The mid-2017 dismissal of a class-action lawsuit against the DNC, filed after the contested 2016 primary, reaffirmed that the DNC operates as a private corporation, with no enforceable claims to impartiality and no legal need to avoid conflicts of interest. For comparison, the IRS guidance for nonprofits requires a conflict of interest policy, stating that “A conflict of interest occurs where individuals’ obligation to further the organization’s charitable purposes is at odds with their own financial interests.” Conflict of interest policies for executives at for-profit companies like the DNC typically define conflicts of interest and lay out procedures for them to be addressed. Multiple DNC members have told Sludge that no such procedures are currently observed by the DNC.
Michael Kapp is a DNC member from California and chair of the DNC Youth Council who has staked out a position in favor of increasing transparency and promoting accountability among DNC members. Kapp told Sludge, “DNC meetings are not very transparent. Meeting information — time, date, and location — should be on an easily-discoverable webpage on the DNC website. Meetings of the Rules and Bylaws Committee, the Resolutions Committee, and the Credentials Committee should be live-streamed online.

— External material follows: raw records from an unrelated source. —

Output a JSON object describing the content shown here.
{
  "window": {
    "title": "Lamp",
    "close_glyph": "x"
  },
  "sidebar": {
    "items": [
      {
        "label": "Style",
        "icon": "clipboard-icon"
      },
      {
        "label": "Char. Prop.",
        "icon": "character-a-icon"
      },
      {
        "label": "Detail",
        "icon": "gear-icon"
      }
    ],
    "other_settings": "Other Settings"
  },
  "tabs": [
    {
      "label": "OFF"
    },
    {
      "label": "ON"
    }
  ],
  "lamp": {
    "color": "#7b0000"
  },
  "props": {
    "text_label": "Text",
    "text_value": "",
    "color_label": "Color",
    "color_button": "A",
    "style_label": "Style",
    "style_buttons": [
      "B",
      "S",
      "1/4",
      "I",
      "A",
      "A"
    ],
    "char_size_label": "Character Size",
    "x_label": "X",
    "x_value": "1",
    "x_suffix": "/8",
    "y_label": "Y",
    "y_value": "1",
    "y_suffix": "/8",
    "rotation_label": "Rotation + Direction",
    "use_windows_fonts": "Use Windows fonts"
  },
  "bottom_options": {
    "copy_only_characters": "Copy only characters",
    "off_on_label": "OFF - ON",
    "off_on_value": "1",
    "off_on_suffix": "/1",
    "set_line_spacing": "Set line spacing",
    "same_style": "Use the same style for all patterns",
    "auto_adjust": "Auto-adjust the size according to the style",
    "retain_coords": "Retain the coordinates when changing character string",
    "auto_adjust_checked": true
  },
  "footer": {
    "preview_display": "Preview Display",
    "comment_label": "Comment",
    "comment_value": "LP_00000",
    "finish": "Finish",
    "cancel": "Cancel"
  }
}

“I would hope that the DNC would do more to require, or at least encourage, DNC members to provide at least an email address to be publicly accessible,” Kapp said. “DNC members do not even have complete contact information for many of our colleagues. That makes it extraordinarily difficult to connect with one another outside of twice-a-year DNC meetings. To encourage participation and collaboration, the DNC should create and maintain internal listservs for each DNC council and caucus. Right now, everything is maintained on an ad hoc basis by individual council and caucus chairs.”
Perez has said publicly he’ll serve through 2020, and if presumptive Democratic nominee Biden wins the upcoming presidential election, then traditionally Perez’s successor as party chair would be chosen next year primarily by the Biden political operation. In January, two top DNC finance officials, Daniel Halpern and Chris Korge, claimed responsibility for secretly approving a generous exit package for Perez and two of his top deputies, though Perez denied foreknowledge of the arrangement.
Over the past seven months of Sludge’s DNC reporting series, none of the half-dozen DNC officials emailed and messaged have responded to a request for comment from Sludge, and none of the DNC committee co-chairs emailed have responded to questions about how their bodies “adopts adequate policies and procedures with respect to … avoidance of conflicts of interest,” as stated on page 18 of the DNC Charter.
“Where does the power and the authority at the DNC really lay?” said Kapp. “Is it controlled solely by the chair with no oversight or checks and balances, or does it reside in state parties and grassroots Democrats? We need a DNC that not only listens to our voters and our base of activists, but includes these voices.”